Saying Yes to the Dress! (For Other People)
Shopping for and with other people is the absolute best. If I had my way, I’d be sitting on one of those funny little poufs in the dressing room saying encouraging things to a friend, while she looks appraisingly at herself in a three-way mirror, once a week.
A mother-of-the-groom asked if I would take her out earlier this summer, and in one short afternoon we perpetrated an entire outfit: a striking, classy, yet “appropriate” dress ($250), a beautiful bolero to go over it in case New Hampshire is cold on Labor Day (~$100), and a pair of sturdy but cute shoes to wear while walking down the aisle and then jumping with joy on the dance floor ($40). That made me happy. What made me happier still was when two different brides invited me to accompany them on the Holy Grail of retail excursions: Wedding Dress Shopping.
Twice I have been able to be all, “Yes, she said, yes, I will, yes” to the Dress.

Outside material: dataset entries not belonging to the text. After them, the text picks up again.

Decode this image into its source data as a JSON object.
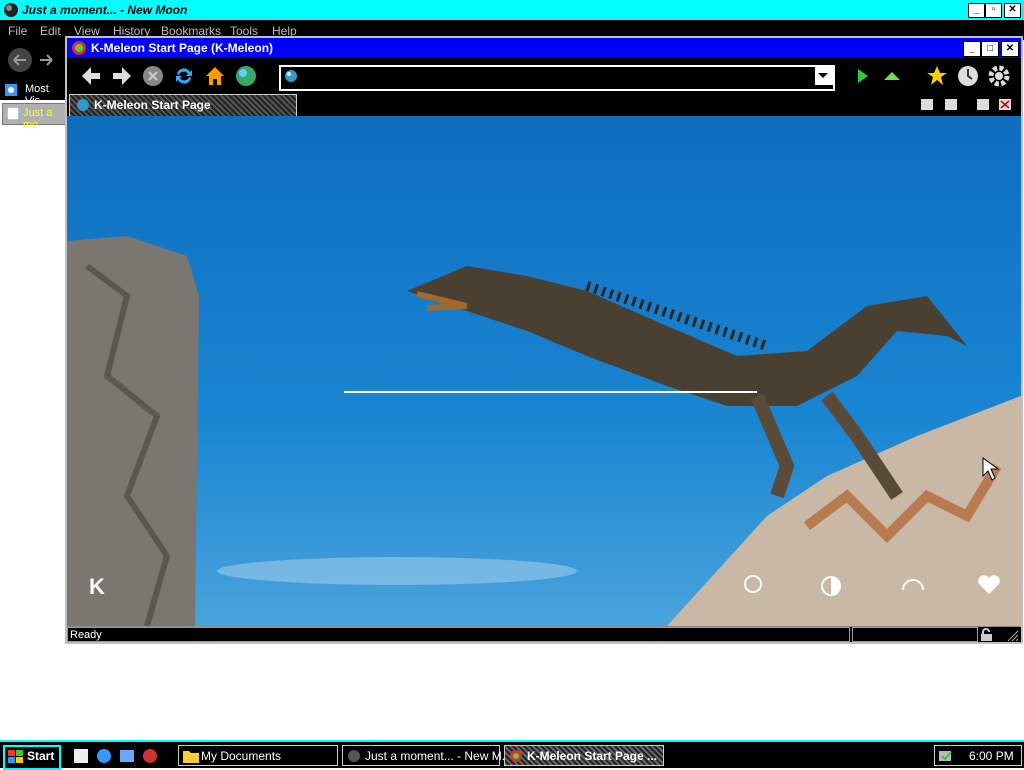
{
  "background_window": {
    "title": "Just a moment... - New Moon",
    "menu": [
      "File",
      "Edit",
      "View",
      "History",
      "Bookmarks",
      "Tools",
      "Help"
    ],
    "bookmark_label": "Most Vis",
    "tab_label": "Just a mo"
  },
  "kmeleon": {
    "title": "K-Meleon Start Page (K-Meleon)",
    "tab_label": "K-Meleon Start Page",
    "url_value": "",
    "status_text": "Ready",
    "start_page_logo": "K"
  },
  "taskbar": {
    "start_label": "Start",
    "tasks": [
      "My Documents",
      "Just a moment... - New M...",
      "K-Meleon Start Page ..."
    ],
    "clock": "6:00 PM"
  },
  "colors": {
    "bg_titlebar": "#00ffff",
    "km_titlebar": "#0000ff",
    "sky": "#1a86d2"
  }
}
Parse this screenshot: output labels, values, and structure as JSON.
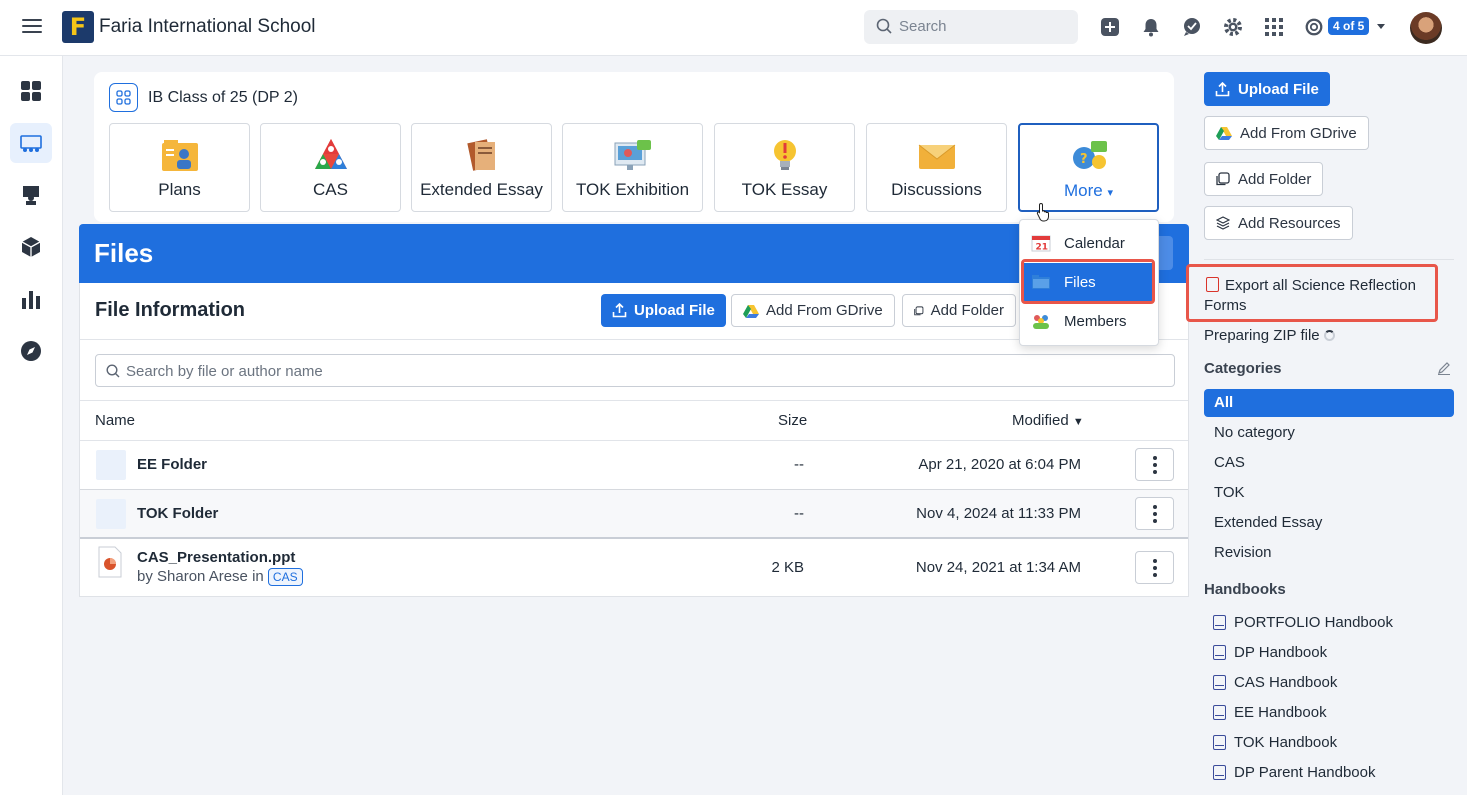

This is particularly exciting to me since I was congenitally unable to enjoy being a bride myself and didn’t even wear a wedding gown, let alone revel in the whole “Bring Your Friends to Watch You Squeal and Cry” thing. When other people embrace the pomp and circumstance, it makes my heart sing — especially when they bring me along. And my once-coworker K. did it up right. She made an appointment at the bridal boutique at the flagship Saks Fifth Avenue, which, you will not be surprised to learn, is on Fifth Avenue, right by Rockefeller Center. I put on mascara so they’d let me in the door.
The clerks, who are really more like docents, greeted us warmly when we entered the space, a carpeted, sheltered area on the 5th floor in the back, with soothing lighting, orchids, and bottled water. “You’re in for a treat,” one of them said. “Austin Scarlett’s new collection just arrived.” Because the others, including K., were “Project Runway” virgins, I got to clue them in, conveying through hushed tones and hand gestures how exciting this was.

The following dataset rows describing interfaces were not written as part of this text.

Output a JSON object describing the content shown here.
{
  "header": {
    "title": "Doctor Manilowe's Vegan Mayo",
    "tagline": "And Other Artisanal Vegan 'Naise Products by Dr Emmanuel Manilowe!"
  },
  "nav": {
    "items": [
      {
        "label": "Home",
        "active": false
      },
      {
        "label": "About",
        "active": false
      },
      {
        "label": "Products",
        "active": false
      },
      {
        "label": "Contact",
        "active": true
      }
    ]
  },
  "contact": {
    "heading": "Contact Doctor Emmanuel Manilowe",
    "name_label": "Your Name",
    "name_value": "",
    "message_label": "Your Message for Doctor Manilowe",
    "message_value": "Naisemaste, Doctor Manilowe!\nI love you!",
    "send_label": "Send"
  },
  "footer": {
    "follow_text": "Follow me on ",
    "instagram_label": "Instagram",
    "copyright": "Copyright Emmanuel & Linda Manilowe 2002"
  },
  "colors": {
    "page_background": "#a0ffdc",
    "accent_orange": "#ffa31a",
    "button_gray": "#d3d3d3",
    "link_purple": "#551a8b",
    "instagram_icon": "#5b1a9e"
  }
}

The first gown K. tried on was from the Scarlett collection and sure enough it was a doozy: statuesque, gracious, with clean cuts yet enough visual interest to engage the eye. She looked gorgeous in it right off the rack — or, rather, off the mannequin, from which our docent unceremoniously lifted the dress. The poor headless thing had to watch, bereft, as K. bathed in her borrowed glory. Price: $3,900.
Even though that first dress was amazing, wedding dresses are like potato chips: you can’t stop after one. K. tried on more Scarlett creations, including one that, appropriately, looked like it was made from a set of curtains. Price: $11,450. She also tried on some by designer Monique Lhuillier, priced at $5,000 and up, and then, as a denouement, a full-on, black tie, princess-y extravaganza by Vera Wang. Price: $9,950.
The Wang hit her. Hard.
Now, K. does not have $10K to spend on a wedding dress. She is a practical person; she lives in the real world, earning money and paying bills. Even $4K is a lot. She knows that, and yet she followed the Wang with a wistful eye as the docent returned it to its translucent sarcophagus. “Which did you like best?” she asked us, her spectators. In unison, we said, That first dress, the simpler though still spectacular one.
The bride-to-be nodded sadly. She looked at me. Talk me out of it, she seemed to say. I chose my words carefully.
“You look fantastic in all of them,” I told her. “You can only win here. Every choice is great. I guess the decision is just what kind of wedding you want to have? Because if you commit to a $10,000 wedding gown, everything else has to rise to meet it, you know? Like, do you envision [groom] wearing a tux? Because he’ll look funny standing next to you in anything else, if you’re wearing that. And were you envisioning an indoor wedding? Because that dress probably isn’t suited for the grass …”
“Yeah,” she said, as though awakening from the spell, “yeah, that makes sense.”
We left the store at lunchtime. I texted later about how gorgeous she looked in everything. She texted back that she’s still crushing on the Wang. Still, no decision has been made, no money exchanged. There’s plenty of time.
Next stop, in September: Kleinfeld’s. Bring it on.